ASSIGNMENT =>
Each line of the records that holds the word "background" should be copied out.

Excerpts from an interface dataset

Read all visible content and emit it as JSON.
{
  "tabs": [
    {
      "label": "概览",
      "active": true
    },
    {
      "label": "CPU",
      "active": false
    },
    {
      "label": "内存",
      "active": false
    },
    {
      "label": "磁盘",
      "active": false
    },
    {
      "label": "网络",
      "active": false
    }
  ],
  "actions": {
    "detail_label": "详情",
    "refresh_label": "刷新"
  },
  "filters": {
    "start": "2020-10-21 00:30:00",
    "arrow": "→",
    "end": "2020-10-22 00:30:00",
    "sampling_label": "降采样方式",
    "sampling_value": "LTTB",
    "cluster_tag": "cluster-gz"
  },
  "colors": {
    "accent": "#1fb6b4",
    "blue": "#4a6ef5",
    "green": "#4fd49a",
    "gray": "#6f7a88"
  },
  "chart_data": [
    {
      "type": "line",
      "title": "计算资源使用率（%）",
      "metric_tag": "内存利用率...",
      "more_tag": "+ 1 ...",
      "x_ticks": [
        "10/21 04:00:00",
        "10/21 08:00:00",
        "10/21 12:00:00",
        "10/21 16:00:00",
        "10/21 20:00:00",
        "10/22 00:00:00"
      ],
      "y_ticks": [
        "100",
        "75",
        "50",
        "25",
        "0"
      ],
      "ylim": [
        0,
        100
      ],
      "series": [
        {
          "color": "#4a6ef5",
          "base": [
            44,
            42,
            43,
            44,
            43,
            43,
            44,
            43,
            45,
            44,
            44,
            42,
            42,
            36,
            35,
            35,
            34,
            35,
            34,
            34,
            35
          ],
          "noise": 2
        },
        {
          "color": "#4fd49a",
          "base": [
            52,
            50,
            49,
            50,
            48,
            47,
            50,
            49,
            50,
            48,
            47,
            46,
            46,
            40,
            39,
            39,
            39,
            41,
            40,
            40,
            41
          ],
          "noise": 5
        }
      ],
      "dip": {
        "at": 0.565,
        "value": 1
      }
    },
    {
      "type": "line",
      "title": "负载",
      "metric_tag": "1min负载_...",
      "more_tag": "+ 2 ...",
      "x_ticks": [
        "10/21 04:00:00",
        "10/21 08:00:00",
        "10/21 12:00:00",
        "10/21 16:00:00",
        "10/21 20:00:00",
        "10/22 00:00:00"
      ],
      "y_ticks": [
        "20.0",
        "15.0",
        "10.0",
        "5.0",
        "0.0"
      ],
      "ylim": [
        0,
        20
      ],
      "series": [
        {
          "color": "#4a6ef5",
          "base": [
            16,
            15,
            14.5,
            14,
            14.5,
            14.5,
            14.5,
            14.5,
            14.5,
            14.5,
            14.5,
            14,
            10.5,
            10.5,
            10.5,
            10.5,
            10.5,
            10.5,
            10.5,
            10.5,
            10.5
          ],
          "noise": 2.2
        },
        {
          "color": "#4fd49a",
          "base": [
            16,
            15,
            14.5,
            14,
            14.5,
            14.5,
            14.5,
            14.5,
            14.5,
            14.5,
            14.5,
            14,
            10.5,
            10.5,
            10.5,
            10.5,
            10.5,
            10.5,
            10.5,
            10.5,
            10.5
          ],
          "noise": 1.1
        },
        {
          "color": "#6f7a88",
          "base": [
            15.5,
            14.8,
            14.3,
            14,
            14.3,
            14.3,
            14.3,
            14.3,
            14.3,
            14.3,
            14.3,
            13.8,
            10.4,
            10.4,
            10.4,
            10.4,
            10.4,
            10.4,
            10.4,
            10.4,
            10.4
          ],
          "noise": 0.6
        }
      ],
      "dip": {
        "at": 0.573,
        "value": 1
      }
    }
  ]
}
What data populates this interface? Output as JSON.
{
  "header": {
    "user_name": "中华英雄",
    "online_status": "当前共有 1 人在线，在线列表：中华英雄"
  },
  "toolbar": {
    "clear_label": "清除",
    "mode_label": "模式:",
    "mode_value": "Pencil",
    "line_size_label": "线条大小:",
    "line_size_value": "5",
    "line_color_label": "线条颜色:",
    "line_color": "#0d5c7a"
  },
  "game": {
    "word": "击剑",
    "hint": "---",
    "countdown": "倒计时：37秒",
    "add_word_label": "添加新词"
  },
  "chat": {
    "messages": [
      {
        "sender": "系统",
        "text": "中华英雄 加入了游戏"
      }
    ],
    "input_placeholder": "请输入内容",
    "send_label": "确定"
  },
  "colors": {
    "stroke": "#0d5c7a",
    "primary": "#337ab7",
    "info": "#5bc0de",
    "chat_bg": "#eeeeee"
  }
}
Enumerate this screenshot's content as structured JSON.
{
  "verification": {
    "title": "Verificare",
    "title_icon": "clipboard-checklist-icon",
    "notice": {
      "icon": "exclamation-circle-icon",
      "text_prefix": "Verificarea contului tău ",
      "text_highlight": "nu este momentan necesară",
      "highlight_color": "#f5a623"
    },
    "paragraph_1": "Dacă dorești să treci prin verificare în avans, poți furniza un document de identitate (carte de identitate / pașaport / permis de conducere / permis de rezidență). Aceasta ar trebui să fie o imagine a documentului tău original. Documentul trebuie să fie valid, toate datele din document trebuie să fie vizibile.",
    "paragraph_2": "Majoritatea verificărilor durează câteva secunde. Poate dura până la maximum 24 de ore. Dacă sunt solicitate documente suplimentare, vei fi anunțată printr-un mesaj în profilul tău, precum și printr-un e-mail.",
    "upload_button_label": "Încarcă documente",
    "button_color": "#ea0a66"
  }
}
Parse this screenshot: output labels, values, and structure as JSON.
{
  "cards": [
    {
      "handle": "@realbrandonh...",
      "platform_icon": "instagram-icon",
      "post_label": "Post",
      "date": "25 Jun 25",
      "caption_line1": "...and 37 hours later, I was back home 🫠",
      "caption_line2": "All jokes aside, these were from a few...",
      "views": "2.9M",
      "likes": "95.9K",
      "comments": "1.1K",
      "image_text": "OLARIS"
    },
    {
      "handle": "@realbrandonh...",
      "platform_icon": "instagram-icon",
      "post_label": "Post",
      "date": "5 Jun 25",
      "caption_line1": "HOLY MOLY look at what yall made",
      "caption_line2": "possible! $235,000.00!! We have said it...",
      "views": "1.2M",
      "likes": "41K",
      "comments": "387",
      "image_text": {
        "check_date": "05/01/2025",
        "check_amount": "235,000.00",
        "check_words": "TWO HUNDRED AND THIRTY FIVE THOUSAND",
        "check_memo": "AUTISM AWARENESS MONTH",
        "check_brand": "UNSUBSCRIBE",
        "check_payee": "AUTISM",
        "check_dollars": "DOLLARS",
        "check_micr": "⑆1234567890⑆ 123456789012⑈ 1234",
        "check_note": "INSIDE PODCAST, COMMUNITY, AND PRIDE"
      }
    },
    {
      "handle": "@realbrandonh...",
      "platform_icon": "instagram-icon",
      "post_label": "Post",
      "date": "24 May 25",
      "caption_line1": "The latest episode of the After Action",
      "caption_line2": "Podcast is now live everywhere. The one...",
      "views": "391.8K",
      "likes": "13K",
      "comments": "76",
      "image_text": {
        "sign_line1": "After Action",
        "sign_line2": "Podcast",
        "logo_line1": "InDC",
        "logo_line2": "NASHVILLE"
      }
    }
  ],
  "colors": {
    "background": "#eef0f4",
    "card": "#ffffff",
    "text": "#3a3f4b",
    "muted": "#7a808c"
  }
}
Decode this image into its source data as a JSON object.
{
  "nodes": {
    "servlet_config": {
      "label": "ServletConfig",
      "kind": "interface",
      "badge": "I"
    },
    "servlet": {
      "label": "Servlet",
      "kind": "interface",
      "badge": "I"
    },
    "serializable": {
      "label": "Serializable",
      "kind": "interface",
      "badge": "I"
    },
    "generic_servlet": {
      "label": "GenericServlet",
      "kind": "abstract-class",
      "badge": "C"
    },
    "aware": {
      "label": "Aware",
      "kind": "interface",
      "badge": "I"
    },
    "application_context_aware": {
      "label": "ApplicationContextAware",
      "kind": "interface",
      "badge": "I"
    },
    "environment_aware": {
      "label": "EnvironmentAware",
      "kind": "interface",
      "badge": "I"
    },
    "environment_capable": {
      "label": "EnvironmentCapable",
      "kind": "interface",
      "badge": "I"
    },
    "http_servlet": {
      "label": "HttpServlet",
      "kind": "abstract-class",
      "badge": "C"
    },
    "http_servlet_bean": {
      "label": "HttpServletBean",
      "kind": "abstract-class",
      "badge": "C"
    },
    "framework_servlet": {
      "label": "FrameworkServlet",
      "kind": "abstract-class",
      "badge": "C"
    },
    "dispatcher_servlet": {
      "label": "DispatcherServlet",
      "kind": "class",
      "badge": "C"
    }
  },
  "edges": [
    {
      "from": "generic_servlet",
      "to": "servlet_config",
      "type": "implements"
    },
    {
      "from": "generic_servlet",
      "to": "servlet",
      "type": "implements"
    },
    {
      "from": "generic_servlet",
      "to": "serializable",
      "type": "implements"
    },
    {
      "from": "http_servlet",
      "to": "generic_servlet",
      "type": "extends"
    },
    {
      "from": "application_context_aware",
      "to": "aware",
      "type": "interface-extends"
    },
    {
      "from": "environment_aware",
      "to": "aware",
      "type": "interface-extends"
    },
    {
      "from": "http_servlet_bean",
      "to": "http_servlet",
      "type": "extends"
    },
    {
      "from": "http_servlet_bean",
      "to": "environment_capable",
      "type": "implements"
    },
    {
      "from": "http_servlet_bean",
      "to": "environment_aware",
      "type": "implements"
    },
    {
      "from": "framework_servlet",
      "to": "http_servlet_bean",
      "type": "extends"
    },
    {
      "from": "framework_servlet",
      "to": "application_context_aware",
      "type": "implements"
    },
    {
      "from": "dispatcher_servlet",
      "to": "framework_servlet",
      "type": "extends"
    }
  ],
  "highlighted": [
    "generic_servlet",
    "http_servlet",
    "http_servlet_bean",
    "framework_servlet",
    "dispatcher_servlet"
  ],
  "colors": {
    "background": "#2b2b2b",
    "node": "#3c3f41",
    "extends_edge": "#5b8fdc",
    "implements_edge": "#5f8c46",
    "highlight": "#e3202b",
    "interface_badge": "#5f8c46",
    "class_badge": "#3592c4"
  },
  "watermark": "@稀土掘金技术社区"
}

ANSWER =>
    "background": "#eef0f4",
    "background": "#2b2b2b",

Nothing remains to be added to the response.